When I was a kid I absolutely adored dinosaurs. I had picture books, toys (not even smart toys, literally just solid, dinosaur-shaped chunks of plastic), I’d go mad for any film or TV that had them in. For my birthday one year my parents took me to the Natural History Museum in London to see the dinosaur skeletons. I could recite their names and tell you that the tyrannosaurus was the most ferocious dinosaur ever to walk the Earth. I was obsessed. They were the only thing that rivalled my obsession with Doctor Who. All of which is to say, if Invasion of the Dinosaurs had aired when I was six years old I would have been buzzing. It’s deeply unlikely I would have noticed or cared that the dinosaurs have all the mobility and liveliness of Liberace’s face. I would have been hooked. And I expect this would have been equally true for a big chunk of the target audience in 1974.

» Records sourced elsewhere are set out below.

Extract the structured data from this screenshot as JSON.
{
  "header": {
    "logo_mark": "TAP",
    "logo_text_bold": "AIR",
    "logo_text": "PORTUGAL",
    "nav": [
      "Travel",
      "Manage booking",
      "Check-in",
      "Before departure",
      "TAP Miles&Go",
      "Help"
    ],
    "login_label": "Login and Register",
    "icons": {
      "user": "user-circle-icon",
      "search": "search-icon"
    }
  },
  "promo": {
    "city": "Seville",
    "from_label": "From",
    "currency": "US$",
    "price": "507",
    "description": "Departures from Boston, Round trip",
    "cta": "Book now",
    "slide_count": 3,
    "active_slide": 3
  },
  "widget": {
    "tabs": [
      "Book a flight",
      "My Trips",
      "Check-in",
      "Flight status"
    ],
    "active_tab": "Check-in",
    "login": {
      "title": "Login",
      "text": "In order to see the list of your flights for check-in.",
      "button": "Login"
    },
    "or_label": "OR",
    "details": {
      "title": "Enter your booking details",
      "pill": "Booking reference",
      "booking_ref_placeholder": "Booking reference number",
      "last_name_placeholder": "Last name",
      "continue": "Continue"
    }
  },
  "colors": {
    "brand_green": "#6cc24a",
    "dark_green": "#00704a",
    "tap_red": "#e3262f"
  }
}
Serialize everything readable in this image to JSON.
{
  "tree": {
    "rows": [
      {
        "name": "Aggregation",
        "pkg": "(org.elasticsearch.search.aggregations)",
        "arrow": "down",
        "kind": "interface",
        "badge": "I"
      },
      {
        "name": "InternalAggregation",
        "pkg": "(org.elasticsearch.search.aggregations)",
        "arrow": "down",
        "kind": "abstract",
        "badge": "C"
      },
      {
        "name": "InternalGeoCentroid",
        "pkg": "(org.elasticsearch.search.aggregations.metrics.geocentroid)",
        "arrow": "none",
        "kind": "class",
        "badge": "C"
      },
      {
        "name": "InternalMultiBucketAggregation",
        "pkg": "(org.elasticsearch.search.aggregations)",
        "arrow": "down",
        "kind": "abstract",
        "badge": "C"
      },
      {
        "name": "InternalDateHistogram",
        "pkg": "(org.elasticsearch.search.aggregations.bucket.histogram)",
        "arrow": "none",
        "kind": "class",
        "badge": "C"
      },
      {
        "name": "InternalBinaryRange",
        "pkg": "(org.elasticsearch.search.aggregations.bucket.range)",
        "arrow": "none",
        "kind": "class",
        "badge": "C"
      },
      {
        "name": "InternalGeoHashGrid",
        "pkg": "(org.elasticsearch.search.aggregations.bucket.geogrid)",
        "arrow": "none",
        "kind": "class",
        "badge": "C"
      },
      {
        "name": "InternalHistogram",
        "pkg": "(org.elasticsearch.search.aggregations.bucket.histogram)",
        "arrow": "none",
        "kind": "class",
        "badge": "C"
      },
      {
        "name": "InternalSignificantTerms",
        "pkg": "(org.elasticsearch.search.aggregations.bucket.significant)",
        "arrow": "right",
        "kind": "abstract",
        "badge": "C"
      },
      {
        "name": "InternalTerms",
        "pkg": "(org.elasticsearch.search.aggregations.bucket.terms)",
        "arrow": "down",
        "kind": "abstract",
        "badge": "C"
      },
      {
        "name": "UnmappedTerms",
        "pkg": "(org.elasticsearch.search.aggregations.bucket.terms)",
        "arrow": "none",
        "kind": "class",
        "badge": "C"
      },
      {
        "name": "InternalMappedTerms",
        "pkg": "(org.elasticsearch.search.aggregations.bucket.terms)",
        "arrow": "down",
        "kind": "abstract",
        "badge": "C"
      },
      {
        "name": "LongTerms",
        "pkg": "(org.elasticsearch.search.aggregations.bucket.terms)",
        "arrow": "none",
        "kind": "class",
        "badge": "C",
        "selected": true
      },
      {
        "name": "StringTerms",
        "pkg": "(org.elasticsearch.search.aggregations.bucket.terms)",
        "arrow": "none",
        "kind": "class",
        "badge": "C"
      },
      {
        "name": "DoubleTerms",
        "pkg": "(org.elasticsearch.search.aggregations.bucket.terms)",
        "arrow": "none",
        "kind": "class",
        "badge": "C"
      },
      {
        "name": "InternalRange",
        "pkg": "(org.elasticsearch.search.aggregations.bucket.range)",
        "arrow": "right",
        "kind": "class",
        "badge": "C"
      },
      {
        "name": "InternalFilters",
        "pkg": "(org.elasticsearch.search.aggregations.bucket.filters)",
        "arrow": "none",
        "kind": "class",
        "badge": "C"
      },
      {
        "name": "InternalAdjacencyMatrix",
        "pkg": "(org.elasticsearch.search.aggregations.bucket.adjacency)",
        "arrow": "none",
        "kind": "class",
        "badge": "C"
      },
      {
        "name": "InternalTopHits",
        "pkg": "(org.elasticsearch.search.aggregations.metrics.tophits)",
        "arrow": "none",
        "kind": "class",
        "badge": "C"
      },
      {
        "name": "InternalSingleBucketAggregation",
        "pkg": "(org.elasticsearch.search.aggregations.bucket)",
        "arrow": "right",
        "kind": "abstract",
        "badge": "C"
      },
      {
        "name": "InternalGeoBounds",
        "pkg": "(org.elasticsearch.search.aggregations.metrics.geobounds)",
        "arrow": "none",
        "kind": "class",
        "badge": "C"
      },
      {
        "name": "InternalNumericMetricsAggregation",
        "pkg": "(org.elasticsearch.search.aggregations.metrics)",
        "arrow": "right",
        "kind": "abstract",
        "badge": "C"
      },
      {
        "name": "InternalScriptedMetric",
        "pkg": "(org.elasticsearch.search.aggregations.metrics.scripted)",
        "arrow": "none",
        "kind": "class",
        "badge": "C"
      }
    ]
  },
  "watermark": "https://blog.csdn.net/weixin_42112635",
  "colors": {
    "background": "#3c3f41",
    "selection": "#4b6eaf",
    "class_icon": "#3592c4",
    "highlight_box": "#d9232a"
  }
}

Featuring eerie, deserted streets, London landmarks empty of tourists, darkened shops and the authorities on the lookout for curfew breakers, this is the perfect episode for CoVid lockdown viewing. Paddy Russell’s location filming is one of the highlights of this episode. It’s reminiscent of the show’s first big out-of-studio set pieces: the Daleks patrolling conquered London, and, as in The Dalek Invasion of Earth, the initial excuse for the quiet is that it’s probably Sunday. But as we’ve already seen a dog eating something out of an abandoned car, and a milk float with its curdling cargo smashed about it, we’re already primed to expect something more sinister. Later, there’s an absolutely horrible shot of a looter, head bashed in, which is made more disturbing because it’s so brief and gives no time to take in the details. And as a result of the only partially successful colour recovery from the B&W telerecording, the whole thing comes closer than any other Doctor Who episode to looking like a grotty print of a grottier 1970s exploitation horror movie. No wonder I love it.
This continues to be Robert Holmes’ funniest script to date. Bloodaxe, on first impressions a Baldrick type figure, slyly mocks Irongron’s pretentions: ‘Tis a cunning plan, Captain… Yours is indeed a towering intelligence’. Holmes even dares to poke fun at Pertwee (‘A long-shanked rascal with a mighty nose’), and while some of the quips about the ‘fair sex’ are a bit cringey nowadays it’s notable that Sarah is both willing to admit when she’s wrong, however grudgingly, and continues to be a driving force behind the fight against Linx and Irongron, leading the raid on the castle to capture the Doctor, and convincing Sir Edward and Lady Eleanor to give him a fair hearing.